Citation: Berger-Achituv S, Brinkmann V, Abed UA, Kühn LI, Ben-Ezra J, Elhasid R and Zychlinsky A (2013) A proposed role for neutrophil extracellular traps in cancer immunoediting. Front. Immunol. 4:48. doi: 10.3389/fimmu.2013.00048
Received: 29 November 2012; Accepted: 08 February 2013;
Published online: 06 March 2013.
Edited by:Marko Radic, University of Tennessee, USA
Reviewed by:Jan Peters, University of Tennessee Health Science Center, USA
Leonard Howard Wexler, Memorial Sloan-Kettering Cancer Center, USA
Copyright: © 2013 Berger-Achituv, Brinkmann, Abed, Kühn, Ben-Ezra, Elhasid and Zychlinsky. This is an open-access article distributed under the terms of the Creative Commons Attribution License, which permits use, distribution and reproduction in other forums, provided the original authors and source are credited and subject to any copyright notices concerning any third-party graphics etc.

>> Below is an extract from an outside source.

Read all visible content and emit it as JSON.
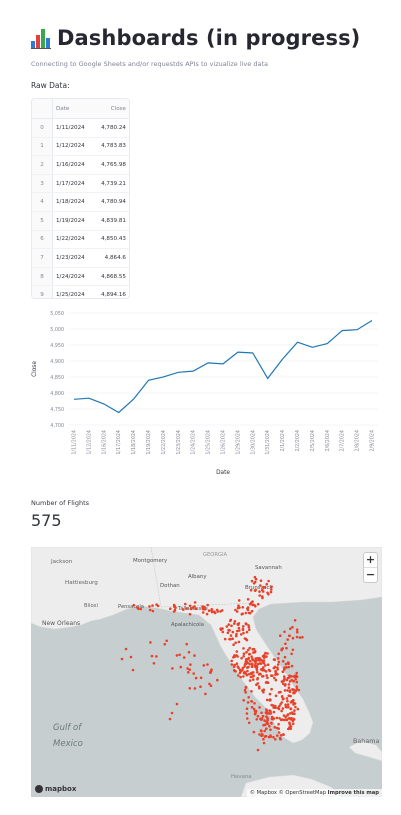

*Correspondence: Arturo Zychlinsky, Department of Cellular Microbiology, Max Planck Institute for Infection Biology, Charitéplatz 1, 10117 Berlin, Germany. e-mail: firstname.lastname@example.org